Exercise brief
Pick out all lines of the entries that include the word "title" and copy them.

Interface dataset entries
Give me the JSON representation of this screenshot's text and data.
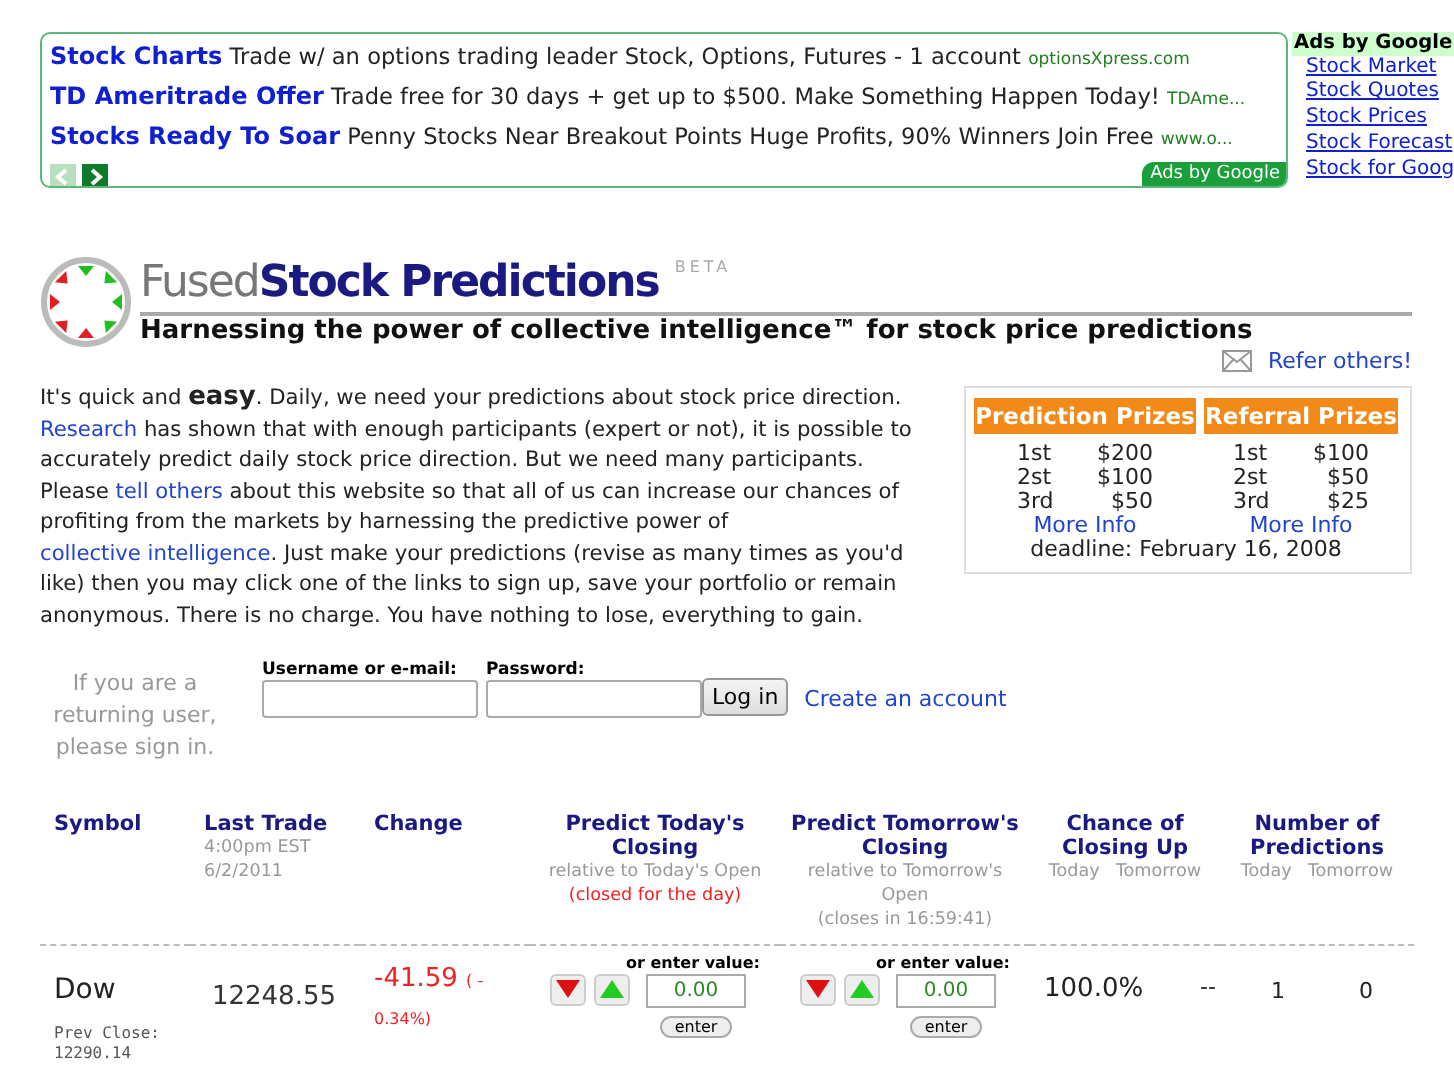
{
  "ads": {
    "items": [
      {
        "title": "Stock Charts",
        "text": "Trade w/ an options trading leader Stock, Options, Futures - 1 account",
        "url": "optionsXpress.com"
      },
      {
        "title": "TD Ameritrade Offer",
        "text": "Trade free for 30 days + get up to $500. Make Something Happen Today!",
        "url": "TDAme..."
      },
      {
        "title": "Stocks Ready To Soar",
        "text": "Penny Stocks Near Breakout Points Huge Profits, 90% Winners Join Free",
        "url": "www.o..."
      }
    ],
    "prev_disabled": true,
    "next_disabled": false,
    "badge": "Ads by Google"
  },
  "side_ads": {
    "heading": "Ads by Google",
    "links": [
      "Stock Market",
      "Stock Quotes",
      "Stock Prices",
      "Stock Forecast",
      "Stock for Goog"
    ]
  },
  "logo": {
    "light": "Fused",
    "bold": "Stock Predictions",
    "badge": "BETA"
  },
  "tagline": "Harnessing the power of collective intelligence™ for stock price predictions",
  "refer_link": "Refer others!",
  "intro": [
    {
      "kind": "text",
      "text": "It's quick and "
    },
    {
      "kind": "bold",
      "text": "easy"
    },
    {
      "kind": "text",
      "text": ".  Daily, we need your predictions about stock price direction.  "
    },
    {
      "kind": "link",
      "text": "Research"
    },
    {
      "kind": "text",
      "text": " has shown that with enough participants (expert or not), it is possible to accurately predict daily stock price direction.  But we need many participants.  Please "
    },
    {
      "kind": "link",
      "text": "tell others"
    },
    {
      "kind": "text",
      "text": " about this website so that all of us can increase our chances of profiting from the markets by harnessing the predictive power of "
    },
    {
      "kind": "link",
      "text": "collective intelligence"
    },
    {
      "kind": "text",
      "text": ".  Just make your predictions (revise as many times as you'd like) then you may click one of the links to sign up, save your portfolio or remain anonymous. There is no charge.  You have nothing to lose, everything to gain."
    }
  ],
  "prizes": {
    "columns": [
      {
        "heading": "Prediction Prizes",
        "rows": [
          {
            "place": "1st",
            "amount": "$200"
          },
          {
            "place": "2st",
            "amount": "$100"
          },
          {
            "place": "3rd",
            "amount": "$50"
          }
        ],
        "link": "More Info"
      },
      {
        "heading": "Referral Prizes",
        "rows": [
          {
            "place": "1st",
            "amount": "$100"
          },
          {
            "place": "2st",
            "amount": "$50"
          },
          {
            "place": "3rd",
            "amount": "$25"
          }
        ],
        "link": "More Info"
      }
    ],
    "deadline": "deadline: February 16, 2008"
  },
  "login": {
    "prompt": "If you are a returning user, please sign in.",
    "username_label": "Username or e-mail:",
    "password_label": "Password:",
    "button": "Log in",
    "create_link": "Create an account"
  },
  "table": {
    "columns": [
      {
        "title": "Symbol"
      },
      {
        "title": "Last Trade",
        "notes": [
          {
            "kind": "note",
            "text": "4:00pm EST"
          },
          {
            "kind": "note",
            "text": "6/2/2011"
          }
        ]
      },
      {
        "title": "Change"
      },
      {
        "title": "Predict Today's Closing",
        "notes": [
          {
            "kind": "note",
            "text": "relative to Today's Open"
          },
          {
            "kind": "alert",
            "text": "(closed for the day)"
          }
        ]
      },
      {
        "title": "Predict Tomorrow's Closing",
        "notes": [
          {
            "kind": "note",
            "text": "relative to Tomorrow's Open"
          },
          {
            "kind": "note",
            "text": "(closes in 16:59:41)"
          }
        ]
      },
      {
        "title": "Chance of Closing Up",
        "notes": [
          {
            "kind": "split",
            "text": "Today"
          },
          {
            "kind": "split",
            "text": "Tomorrow"
          }
        ]
      },
      {
        "title": "Number of Predictions",
        "notes": [
          {
            "kind": "split",
            "text": "Today"
          },
          {
            "kind": "split",
            "text": "Tomorrow"
          }
        ]
      }
    ],
    "rows": [
      {
        "symbol": "Dow",
        "prev_close_label": "Prev Close:",
        "prev_close": "12290.14",
        "last_trade": "12248.55",
        "change": "-41.59",
        "change_pct": "( - 0.34%)",
        "predictions": [
          {
            "label": "or enter value:",
            "value": "0.00",
            "button": "enter"
          },
          {
            "label": "or enter value:",
            "value": "0.00",
            "button": "enter"
          }
        ],
        "chance_today": "100.0%",
        "chance_tomorrow": "--",
        "count_today": "1",
        "count_tomorrow": "0"
      }
    ]
  }
}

Answer section
        "title": "Stock Charts",
        "title": "TD Ameritrade Offer",
        "title": "Stocks Ready To Soar",
        "title": "Symbol"
        "title": "Last Trade",
        "title": "Change"
        "title": "Predict Today's Closing",
        "title": "Predict Tomorrow's Closing",
        "title": "Chance of Closing Up",
        "title": "Number of Predictions",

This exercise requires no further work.